Nov 18, 2016
Copyright 2018 NPR. To see more, visit http://www.npr.org/.


"Duck Dynasty" will end in April after 11 seasons. It was part of a genre of unscripted TV shows based on rural, working-class Southern culture. NPR TV critic Eric Deggans says the show's decline may mark a turning point.


SI ROBERTSON: We've got a unbelievable announcement for y'all.

ERIC DEGGANS, BYLINE: That's how fans of "Duck Dynasty" found out after Wednesday's season premiere that the Robertson family had decided, along with cable channel A&E, to stop making the series when the current season ends.


JASE ROBERTSON: After five years, we've decided - everybody's laughing now - we've decided as a family for this to be the final chapter of the "Duck Dynasty" series.
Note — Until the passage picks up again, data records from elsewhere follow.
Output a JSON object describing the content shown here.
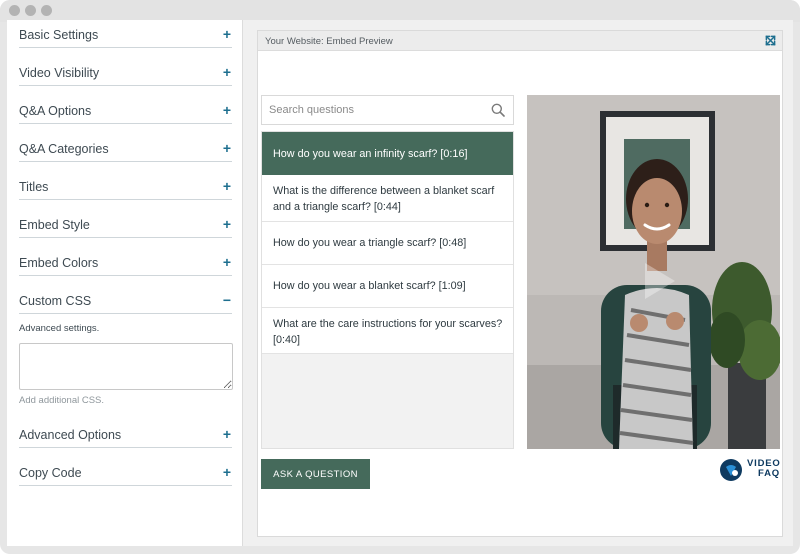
{
  "sidebar": {
    "items": [
      {
        "label": "Basic Settings",
        "toggle": "+"
      },
      {
        "label": "Video Visibility",
        "toggle": "+"
      },
      {
        "label": "Q&A Options",
        "toggle": "+"
      },
      {
        "label": "Q&A Categories",
        "toggle": "+"
      },
      {
        "label": "Titles",
        "toggle": "+"
      },
      {
        "label": "Embed Style",
        "toggle": "+"
      },
      {
        "label": "Embed Colors",
        "toggle": "+"
      },
      {
        "label": "Custom CSS",
        "toggle": "−"
      },
      {
        "label": "Advanced Options",
        "toggle": "+"
      },
      {
        "label": "Copy Code",
        "toggle": "+"
      }
    ],
    "custom_css": {
      "note": "Advanced settings.",
      "value": "",
      "hint": "Add additional CSS."
    }
  },
  "preview": {
    "title": "Your Website: Embed Preview",
    "search_placeholder": "Search questions",
    "questions": [
      {
        "text": "How do you wear an infinity scarf? [0:16]",
        "active": true
      },
      {
        "text": "What is the difference between a blanket scarf and a triangle scarf? [0:44]",
        "active": false
      },
      {
        "text": "How do you wear a triangle scarf? [0:48]",
        "active": false
      },
      {
        "text": "How do you wear a blanket scarf? [1:09]",
        "active": false
      },
      {
        "text": "What are the care instructions for your scarves? [0:40]",
        "active": false
      }
    ],
    "ask_button": "ASK A QUESTION",
    "logo_line1": "VIDEO",
    "logo_line2": "FAQ",
    "accent_color": "#456a5b",
    "brand_color": "#0e3a60"
  }
}
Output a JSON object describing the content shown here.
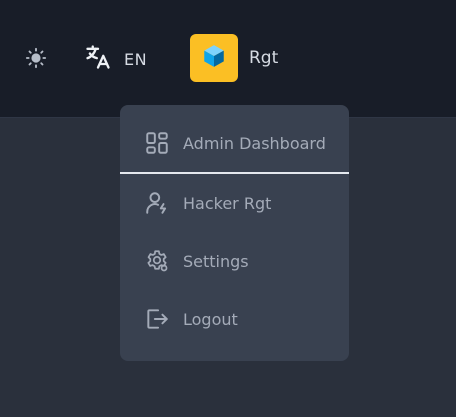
{
  "navbar": {
    "language": {
      "code": "EN",
      "icon": "translate-icon"
    },
    "theme": {
      "icon": "sun-icon"
    },
    "user": {
      "name": "Rgt",
      "avatar_color": "#fbbf24",
      "avatar_icon": "cube-icon"
    }
  },
  "user_menu": {
    "items": [
      {
        "label": "Admin Dashboard",
        "icon": "dashboard-icon"
      },
      {
        "label": "Hacker Rgt",
        "icon": "user-icon"
      },
      {
        "label": "Settings",
        "icon": "gear-icon"
      },
      {
        "label": "Logout",
        "icon": "logout-icon"
      }
    ]
  },
  "colors": {
    "navbar_bg": "#181d28",
    "page_bg": "#2a303c",
    "menu_bg": "#394150",
    "menu_text": "#a4abb8",
    "nav_text": "#d6dbe3"
  }
}
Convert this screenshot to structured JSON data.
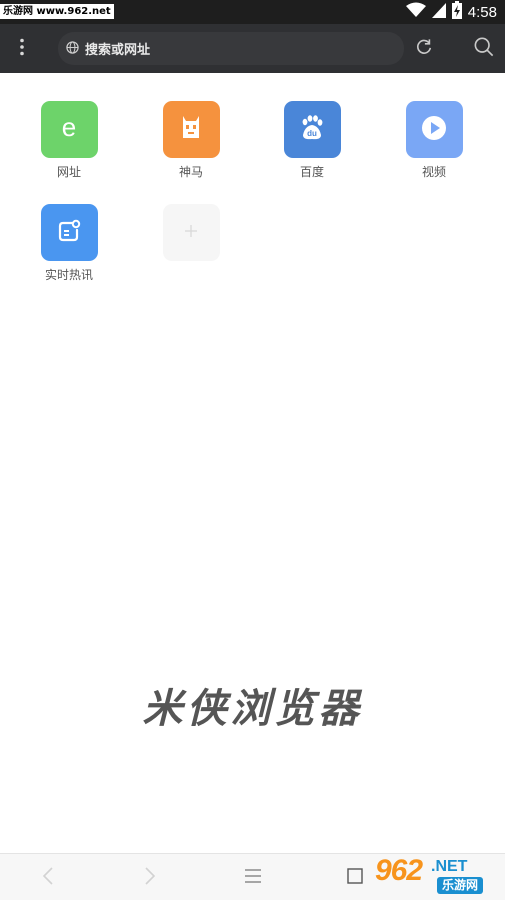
{
  "status_bar": {
    "watermark": "乐游网 www.962.net",
    "time": "4:58",
    "icons": [
      "wifi-icon",
      "signal-icon",
      "battery-charging-icon"
    ]
  },
  "toolbar": {
    "address_placeholder": "搜索或网址",
    "icons": [
      "menu-dots-icon",
      "globe-icon",
      "refresh-icon",
      "search-icon"
    ]
  },
  "speed_dial": [
    {
      "label": "网址",
      "icon": "e-letter-icon",
      "color": "#6dd36a"
    },
    {
      "label": "神马",
      "icon": "shenma-icon",
      "color": "#f5923e"
    },
    {
      "label": "百度",
      "icon": "baidu-paw-icon",
      "color": "#4a86d8"
    },
    {
      "label": "视频",
      "icon": "play-icon",
      "color": "#7aa7f5"
    },
    {
      "label": "实时热讯",
      "icon": "news-icon",
      "color": "#4a96f0"
    },
    {
      "label": "",
      "icon": "add-icon",
      "color": "#f6f6f6"
    }
  ],
  "brand_text": "米侠浏览器",
  "bottom_nav": {
    "icons": [
      "back-icon",
      "forward-icon",
      "menu-icon",
      "tabs-icon"
    ]
  },
  "corner_watermark": {
    "number": "962",
    "domain": ".NET",
    "name": "乐游网"
  }
}
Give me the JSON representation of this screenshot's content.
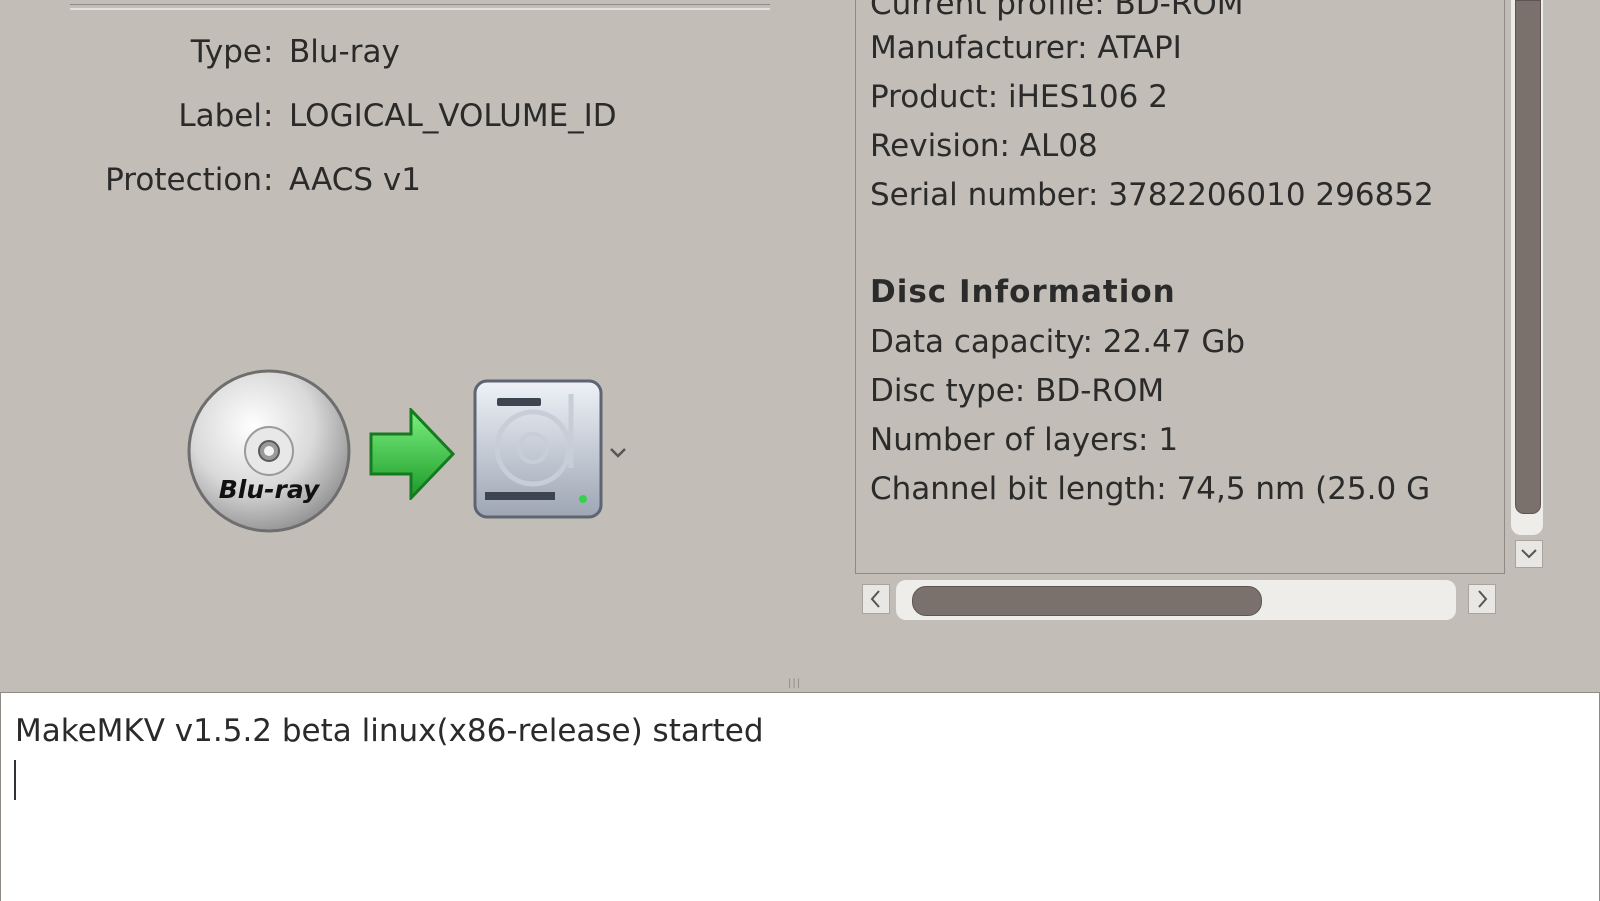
{
  "disc_properties": [
    {
      "label": "Type",
      "value": "Blu-ray"
    },
    {
      "label": "Label",
      "value": "LOGICAL_VOLUME_ID"
    },
    {
      "label": "Protection",
      "value": "AACS v1"
    }
  ],
  "icons": {
    "source": "bluray-disc-icon",
    "source_text": "Blu-ray",
    "arrow": "green-right-arrow-icon",
    "destination": "hard-drive-icon",
    "destination_dropdown": "chevron-down-icon"
  },
  "info_panel": {
    "lines": [
      "Current profile: BD-ROM",
      "Manufacturer: ATAPI",
      "Product: iHES106 2",
      "Revision: AL08",
      "Serial number: 3782206010 296852"
    ],
    "disc_heading": "Disc Information",
    "disc_lines": [
      "Data capacity: 22.47 Gb",
      "Disc type: BD-ROM",
      "Number of layers: 1",
      "Channel bit length: 74,5 nm (25.0 G"
    ]
  },
  "scroll": {
    "left_arrow": "‹",
    "right_arrow": "›",
    "down_arrow": "⌄"
  },
  "splitter_grip": "|||",
  "log": {
    "lines": [
      "MakeMKV v1.5.2 beta linux(x86-release) started"
    ]
  },
  "colors": {
    "window_bg": "#c2beb7",
    "scroll_thumb": "#7a716d",
    "arrow_green": "#2fbf3a"
  }
}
DEGGANS: The show debuted in 2012, focused on a religious family with working-class, rural roots made wealthy through a successful duck call manufacturing business. It was a pop culture phenomenon for a time, drawing more than 11 million viewers in its fourth season premiere to become the most-watched non-fiction cable series in history. But viewership dropped after patriarch Phil Robertson made controversial remarks about gay people and black people in a magazine interview and was briefly suspended from the show. Unscripted shows often lose steam as the novelty of the series wears off, production costs rise, and the show's stars pursue other opportunities. But Duck Dynasty is one of the last huge, unscripted hits to lampoon white working-class Southern culture, a style some critics call hicksploitation TV. Perhaps the end of "Duck Dynasty" is also a sign that kind of programming is on the wane as well. I'm Eric Deggans. Transcript provided by NPR, Copyright NPR.